■ What you should do ■
What lines in the records include the string "JSON"? Return each one.

■ Supplied information ■

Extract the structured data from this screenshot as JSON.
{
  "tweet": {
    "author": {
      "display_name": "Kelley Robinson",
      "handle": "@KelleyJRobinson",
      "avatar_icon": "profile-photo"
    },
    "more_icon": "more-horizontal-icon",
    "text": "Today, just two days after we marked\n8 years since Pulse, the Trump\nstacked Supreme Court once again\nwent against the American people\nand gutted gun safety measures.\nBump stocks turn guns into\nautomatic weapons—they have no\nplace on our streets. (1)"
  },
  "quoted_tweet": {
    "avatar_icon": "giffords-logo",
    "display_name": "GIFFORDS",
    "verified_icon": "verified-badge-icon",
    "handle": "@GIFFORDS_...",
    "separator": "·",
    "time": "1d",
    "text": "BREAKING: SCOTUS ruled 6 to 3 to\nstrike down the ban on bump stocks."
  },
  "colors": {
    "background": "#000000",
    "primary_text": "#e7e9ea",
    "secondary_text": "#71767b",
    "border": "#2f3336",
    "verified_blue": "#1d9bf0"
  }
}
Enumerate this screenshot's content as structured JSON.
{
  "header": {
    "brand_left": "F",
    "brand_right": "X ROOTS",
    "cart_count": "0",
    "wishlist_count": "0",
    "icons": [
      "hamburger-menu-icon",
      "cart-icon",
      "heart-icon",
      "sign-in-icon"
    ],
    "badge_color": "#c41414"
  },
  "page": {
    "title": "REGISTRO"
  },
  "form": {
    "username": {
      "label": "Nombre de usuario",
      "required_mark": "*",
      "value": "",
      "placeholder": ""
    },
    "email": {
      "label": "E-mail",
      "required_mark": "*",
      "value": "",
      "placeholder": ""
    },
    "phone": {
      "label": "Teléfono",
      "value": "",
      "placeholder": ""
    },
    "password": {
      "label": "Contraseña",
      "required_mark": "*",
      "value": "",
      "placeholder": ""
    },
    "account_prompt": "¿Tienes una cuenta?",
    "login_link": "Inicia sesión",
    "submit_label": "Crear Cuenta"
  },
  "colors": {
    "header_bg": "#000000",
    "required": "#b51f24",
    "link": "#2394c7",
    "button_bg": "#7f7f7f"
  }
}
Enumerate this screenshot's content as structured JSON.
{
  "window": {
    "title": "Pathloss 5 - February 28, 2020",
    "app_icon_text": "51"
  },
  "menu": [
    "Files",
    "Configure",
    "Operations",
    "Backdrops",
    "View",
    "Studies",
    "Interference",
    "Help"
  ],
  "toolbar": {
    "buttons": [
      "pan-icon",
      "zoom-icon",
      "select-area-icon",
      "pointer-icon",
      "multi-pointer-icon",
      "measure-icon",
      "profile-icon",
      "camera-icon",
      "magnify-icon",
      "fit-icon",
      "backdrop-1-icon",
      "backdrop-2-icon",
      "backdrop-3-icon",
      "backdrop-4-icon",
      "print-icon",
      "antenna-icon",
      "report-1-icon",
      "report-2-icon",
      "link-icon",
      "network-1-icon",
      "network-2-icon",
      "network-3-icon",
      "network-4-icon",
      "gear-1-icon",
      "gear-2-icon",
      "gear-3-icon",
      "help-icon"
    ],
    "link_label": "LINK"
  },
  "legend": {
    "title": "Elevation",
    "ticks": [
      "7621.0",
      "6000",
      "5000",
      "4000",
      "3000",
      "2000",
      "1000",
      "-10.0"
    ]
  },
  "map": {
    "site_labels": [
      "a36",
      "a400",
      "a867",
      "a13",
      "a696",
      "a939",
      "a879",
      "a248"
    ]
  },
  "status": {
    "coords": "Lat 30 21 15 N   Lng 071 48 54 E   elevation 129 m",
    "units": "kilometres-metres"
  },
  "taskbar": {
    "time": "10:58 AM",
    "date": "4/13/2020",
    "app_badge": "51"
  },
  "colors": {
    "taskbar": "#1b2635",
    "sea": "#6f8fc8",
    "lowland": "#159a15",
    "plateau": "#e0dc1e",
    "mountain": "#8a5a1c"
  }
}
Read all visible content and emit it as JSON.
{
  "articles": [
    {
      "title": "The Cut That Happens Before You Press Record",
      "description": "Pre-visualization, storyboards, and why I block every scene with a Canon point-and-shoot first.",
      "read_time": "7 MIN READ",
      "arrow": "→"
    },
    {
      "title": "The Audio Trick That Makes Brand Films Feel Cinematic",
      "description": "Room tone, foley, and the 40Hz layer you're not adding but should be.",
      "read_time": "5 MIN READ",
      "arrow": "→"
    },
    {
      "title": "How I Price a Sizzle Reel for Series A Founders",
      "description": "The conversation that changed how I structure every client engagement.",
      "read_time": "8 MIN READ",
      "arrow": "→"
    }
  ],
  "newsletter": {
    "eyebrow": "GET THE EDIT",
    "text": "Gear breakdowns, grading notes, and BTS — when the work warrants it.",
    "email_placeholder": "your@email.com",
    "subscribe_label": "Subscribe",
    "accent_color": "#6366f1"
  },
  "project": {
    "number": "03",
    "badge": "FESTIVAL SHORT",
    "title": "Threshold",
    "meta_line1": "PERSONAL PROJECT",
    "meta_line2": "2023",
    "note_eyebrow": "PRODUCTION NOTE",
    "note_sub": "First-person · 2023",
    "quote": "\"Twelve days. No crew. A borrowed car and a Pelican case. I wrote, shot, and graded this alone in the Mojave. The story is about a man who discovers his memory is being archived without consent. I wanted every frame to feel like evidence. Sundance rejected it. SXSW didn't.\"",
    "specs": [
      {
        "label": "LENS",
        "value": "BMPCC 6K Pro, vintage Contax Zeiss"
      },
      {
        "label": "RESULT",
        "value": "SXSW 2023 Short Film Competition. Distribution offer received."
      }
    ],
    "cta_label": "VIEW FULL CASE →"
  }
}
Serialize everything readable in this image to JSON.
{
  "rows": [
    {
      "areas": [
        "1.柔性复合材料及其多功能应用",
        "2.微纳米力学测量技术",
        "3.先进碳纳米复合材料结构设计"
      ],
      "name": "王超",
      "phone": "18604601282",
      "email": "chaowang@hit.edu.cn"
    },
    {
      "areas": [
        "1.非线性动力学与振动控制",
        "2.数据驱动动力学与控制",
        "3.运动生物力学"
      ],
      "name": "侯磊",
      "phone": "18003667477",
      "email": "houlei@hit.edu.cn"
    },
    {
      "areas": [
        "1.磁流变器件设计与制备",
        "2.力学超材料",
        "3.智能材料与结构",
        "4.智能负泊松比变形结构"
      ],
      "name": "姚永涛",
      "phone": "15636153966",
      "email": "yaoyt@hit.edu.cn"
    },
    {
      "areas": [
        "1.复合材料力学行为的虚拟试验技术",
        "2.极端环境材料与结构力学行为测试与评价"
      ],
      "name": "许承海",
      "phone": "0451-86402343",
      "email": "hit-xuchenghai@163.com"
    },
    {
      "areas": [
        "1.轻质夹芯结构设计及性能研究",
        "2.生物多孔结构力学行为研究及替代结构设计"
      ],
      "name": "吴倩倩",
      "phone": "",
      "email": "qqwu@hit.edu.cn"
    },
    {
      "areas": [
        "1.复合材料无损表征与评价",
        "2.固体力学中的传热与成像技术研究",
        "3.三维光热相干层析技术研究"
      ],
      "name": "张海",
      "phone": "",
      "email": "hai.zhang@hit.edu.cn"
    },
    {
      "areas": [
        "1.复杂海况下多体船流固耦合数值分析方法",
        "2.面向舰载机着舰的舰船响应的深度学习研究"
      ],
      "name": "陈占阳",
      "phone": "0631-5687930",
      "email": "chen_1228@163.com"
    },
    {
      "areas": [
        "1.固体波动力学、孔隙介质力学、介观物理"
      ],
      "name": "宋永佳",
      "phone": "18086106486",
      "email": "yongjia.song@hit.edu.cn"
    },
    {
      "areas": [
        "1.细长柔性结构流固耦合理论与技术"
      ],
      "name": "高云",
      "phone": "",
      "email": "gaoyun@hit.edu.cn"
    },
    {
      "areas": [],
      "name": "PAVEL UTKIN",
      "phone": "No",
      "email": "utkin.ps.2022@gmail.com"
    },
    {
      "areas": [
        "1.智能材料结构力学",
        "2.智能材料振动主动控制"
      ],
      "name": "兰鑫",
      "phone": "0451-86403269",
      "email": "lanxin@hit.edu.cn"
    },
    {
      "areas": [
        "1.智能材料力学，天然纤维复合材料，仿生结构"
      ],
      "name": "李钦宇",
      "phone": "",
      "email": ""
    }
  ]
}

■ Expected output ■
Extract the structured data from this screenshot as JSON.
Enumerate this screenshot's content as structured JSON.
Enumerate this screenshot's content as structured JSON.
Read all visible content and emit it as JSON.
Serialize everything readable in this image to JSON.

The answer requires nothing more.